Bailey the Spaniel is making good progress since being at home and his owner, Tanya Lusher, says he should make a full recovery.

She said: “Since he has been home he has improved greatly. The swelling around his mouth, nose and chest has gone down immensely and a lot quicker than the vet had expected. It doesn't seem to bother him when he eats so that is the main thing.

“The vet bills have caused me a lot of expense that I could have done without.”

An Ipswich Borough Council spokesman said: “The snake [in Chantry Park] has been moved and the fence will be taken down.

“Seeing adders is a very rare occurrence as they are by nature very shy creatures, which is why they only react if disturbed.”

Michelle Gill was convinced her Lurcher, Casper, was bitten by an adder in Chilton Park, Stowmarket, however experts agree that this was highly unlikely due to the location and the position of the bite on the dog's body.

Albert Horn, who lives in Daundy Close, just the other side of Hadleigh Road, also said he recently had to wrestle a snake-believed to be an adder- from his cat.

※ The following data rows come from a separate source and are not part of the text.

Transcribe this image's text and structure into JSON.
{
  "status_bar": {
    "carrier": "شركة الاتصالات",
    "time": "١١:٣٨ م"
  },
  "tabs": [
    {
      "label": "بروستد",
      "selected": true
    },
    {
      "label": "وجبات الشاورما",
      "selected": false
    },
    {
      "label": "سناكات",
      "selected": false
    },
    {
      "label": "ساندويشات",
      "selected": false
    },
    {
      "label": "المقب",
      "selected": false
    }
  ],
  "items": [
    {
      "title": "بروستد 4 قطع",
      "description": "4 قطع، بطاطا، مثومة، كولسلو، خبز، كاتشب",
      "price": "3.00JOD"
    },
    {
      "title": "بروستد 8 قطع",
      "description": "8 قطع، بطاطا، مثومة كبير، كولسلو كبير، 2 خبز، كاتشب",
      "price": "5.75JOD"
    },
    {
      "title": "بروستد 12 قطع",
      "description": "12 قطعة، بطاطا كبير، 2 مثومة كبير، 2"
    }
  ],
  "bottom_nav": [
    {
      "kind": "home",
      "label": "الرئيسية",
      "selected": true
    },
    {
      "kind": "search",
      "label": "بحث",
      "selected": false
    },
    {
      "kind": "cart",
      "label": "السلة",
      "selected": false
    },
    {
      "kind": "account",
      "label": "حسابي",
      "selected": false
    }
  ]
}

How do you think the adder came to be in Chantry Park? Write to Your Letters, Evening Star, 30 Lower Brook Street, Ipswich, IP4 1AN or e-mail eveningstarletters@eveningstar.co.uk.